(What the exercise asks): Copy every line of the entries that has the string "your" in it.

(Dataset rows describing interfaces):
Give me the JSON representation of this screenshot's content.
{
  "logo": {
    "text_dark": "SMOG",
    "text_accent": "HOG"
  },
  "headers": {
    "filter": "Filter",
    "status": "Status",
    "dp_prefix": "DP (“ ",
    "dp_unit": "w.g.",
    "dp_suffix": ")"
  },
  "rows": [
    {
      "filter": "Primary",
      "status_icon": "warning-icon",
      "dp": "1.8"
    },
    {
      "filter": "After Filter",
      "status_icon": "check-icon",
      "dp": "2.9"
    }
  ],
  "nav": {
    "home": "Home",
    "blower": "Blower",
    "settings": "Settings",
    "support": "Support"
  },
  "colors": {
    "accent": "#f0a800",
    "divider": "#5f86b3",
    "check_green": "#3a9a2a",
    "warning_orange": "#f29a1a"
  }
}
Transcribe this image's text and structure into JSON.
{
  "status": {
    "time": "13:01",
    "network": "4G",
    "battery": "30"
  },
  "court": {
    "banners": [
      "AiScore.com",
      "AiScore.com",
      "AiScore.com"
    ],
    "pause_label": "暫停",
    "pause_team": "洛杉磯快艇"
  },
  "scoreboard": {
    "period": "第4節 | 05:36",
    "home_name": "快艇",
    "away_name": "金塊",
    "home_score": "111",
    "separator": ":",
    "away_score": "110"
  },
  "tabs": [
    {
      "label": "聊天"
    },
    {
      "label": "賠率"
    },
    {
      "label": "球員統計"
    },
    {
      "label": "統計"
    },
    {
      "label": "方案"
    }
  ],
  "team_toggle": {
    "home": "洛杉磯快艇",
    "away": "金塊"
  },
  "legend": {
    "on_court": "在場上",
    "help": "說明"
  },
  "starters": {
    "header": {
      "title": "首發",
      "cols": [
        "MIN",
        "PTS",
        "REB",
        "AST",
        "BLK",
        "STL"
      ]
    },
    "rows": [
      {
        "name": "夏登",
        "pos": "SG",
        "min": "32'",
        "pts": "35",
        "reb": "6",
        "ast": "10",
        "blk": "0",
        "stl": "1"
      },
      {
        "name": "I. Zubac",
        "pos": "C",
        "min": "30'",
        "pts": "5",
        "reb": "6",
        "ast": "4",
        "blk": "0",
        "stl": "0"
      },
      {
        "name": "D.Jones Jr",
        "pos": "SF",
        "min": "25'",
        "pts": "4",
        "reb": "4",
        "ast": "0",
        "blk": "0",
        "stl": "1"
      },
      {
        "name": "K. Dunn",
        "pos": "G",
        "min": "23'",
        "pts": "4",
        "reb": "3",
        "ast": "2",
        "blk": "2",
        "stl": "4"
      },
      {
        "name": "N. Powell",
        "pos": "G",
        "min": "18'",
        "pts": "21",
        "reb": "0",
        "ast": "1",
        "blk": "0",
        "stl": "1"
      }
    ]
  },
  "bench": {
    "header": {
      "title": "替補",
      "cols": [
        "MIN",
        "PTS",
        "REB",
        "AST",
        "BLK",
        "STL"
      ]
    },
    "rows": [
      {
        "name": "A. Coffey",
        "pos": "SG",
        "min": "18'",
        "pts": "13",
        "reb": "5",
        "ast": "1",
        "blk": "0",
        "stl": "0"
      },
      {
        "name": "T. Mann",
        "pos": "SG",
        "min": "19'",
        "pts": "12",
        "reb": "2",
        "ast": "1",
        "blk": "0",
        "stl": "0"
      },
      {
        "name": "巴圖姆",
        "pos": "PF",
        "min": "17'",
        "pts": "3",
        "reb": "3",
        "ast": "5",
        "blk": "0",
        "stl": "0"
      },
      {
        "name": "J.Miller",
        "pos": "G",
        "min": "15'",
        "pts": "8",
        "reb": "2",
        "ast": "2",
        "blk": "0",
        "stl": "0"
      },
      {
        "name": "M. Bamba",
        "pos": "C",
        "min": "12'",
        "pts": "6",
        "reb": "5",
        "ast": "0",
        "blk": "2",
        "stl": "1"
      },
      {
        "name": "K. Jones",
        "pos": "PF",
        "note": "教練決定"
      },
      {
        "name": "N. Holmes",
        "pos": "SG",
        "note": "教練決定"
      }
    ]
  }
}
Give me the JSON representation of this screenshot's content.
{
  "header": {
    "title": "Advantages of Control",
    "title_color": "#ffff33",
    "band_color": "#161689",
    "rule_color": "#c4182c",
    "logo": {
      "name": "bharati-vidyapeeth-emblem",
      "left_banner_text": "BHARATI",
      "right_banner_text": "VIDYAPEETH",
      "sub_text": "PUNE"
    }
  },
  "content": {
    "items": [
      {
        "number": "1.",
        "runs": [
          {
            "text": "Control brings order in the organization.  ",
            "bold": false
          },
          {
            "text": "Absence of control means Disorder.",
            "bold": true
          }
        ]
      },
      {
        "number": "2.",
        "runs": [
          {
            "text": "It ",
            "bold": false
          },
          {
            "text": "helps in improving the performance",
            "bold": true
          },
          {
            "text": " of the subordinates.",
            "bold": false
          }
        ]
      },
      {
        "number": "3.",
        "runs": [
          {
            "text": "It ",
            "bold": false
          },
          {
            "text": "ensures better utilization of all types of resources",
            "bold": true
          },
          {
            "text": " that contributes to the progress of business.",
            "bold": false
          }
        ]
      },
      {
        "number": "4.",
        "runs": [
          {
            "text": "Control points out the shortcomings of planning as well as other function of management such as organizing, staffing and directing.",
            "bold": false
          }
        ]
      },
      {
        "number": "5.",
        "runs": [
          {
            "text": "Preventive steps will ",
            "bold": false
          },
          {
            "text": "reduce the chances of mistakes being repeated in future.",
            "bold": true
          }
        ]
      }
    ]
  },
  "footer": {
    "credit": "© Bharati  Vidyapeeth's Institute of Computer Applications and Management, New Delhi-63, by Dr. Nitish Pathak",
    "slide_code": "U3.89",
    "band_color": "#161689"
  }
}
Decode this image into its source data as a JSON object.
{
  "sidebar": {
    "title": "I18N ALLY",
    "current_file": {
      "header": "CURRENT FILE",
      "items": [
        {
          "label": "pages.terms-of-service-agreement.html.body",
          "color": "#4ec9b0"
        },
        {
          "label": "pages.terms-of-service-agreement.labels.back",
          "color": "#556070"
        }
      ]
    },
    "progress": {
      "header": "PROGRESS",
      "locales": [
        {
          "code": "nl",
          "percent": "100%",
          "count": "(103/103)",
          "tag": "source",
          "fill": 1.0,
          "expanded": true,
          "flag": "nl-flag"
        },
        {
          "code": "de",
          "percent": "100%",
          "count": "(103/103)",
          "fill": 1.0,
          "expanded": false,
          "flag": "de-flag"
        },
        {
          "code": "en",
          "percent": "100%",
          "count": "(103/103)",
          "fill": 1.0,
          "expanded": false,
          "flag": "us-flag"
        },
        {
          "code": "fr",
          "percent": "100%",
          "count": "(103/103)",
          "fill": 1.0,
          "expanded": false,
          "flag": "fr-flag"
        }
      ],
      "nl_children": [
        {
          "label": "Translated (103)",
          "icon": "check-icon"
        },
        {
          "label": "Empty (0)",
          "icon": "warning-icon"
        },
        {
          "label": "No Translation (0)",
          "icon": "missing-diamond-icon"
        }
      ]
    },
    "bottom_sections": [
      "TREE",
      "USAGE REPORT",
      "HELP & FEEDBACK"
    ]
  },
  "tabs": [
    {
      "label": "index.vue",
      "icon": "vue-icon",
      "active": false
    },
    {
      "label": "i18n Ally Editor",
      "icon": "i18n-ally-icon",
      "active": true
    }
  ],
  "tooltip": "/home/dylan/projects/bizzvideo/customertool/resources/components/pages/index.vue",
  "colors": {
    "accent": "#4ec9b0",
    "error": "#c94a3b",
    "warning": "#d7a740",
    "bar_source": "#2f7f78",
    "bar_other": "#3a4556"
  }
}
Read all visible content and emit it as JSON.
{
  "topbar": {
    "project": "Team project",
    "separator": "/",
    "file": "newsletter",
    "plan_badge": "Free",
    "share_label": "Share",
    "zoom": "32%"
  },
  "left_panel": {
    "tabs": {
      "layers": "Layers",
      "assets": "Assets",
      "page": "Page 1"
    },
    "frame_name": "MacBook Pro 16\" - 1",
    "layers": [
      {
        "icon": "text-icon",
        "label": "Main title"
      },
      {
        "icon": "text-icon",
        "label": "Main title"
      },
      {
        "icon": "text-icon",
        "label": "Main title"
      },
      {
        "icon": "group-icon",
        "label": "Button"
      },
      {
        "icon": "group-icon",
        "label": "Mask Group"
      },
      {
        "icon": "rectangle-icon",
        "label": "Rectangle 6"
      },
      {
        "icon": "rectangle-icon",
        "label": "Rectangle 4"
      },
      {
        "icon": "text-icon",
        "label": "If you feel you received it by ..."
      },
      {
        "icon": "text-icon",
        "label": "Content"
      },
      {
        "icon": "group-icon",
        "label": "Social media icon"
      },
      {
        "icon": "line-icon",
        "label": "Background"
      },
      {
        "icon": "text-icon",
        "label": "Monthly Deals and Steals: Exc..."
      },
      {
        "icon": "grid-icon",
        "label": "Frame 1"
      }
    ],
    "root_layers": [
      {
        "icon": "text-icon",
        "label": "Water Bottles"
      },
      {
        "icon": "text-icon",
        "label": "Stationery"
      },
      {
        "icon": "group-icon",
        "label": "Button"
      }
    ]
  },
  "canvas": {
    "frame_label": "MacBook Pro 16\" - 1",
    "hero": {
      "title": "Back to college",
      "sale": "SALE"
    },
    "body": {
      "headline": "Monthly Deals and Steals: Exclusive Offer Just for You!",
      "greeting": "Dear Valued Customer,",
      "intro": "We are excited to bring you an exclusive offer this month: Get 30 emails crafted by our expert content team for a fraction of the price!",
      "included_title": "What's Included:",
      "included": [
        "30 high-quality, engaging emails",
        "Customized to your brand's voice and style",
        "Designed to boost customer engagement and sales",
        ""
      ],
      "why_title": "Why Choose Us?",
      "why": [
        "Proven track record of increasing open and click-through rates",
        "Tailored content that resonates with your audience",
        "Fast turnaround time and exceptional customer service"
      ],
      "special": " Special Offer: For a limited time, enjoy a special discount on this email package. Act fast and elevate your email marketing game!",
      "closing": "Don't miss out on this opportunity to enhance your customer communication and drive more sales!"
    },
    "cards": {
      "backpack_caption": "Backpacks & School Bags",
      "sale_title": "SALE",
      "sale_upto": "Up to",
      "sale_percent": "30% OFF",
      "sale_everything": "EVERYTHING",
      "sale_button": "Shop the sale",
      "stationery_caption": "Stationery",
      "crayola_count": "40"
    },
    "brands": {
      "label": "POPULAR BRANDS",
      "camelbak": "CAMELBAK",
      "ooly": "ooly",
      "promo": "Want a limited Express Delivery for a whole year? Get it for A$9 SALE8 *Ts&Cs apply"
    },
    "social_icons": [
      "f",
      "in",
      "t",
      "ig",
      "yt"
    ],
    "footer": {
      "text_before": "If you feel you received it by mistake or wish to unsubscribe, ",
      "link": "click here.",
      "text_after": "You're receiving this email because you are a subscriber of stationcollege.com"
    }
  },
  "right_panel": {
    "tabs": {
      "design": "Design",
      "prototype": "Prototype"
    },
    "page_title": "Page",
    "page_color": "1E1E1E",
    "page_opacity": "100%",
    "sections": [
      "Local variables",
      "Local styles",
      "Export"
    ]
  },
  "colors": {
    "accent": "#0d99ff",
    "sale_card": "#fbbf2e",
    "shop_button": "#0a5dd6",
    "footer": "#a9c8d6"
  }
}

(Answer to this exercise):
        "Customized to your brand's voice and style",
        "Tailored content that resonates with your audience",
      "special": " Special Offer: For a limited time, enjoy a special discount on this email package. Act fast and elevate your email marketing game!",
      "closing": "Don't miss out on this opportunity to enhance your customer communication and drive more sales!"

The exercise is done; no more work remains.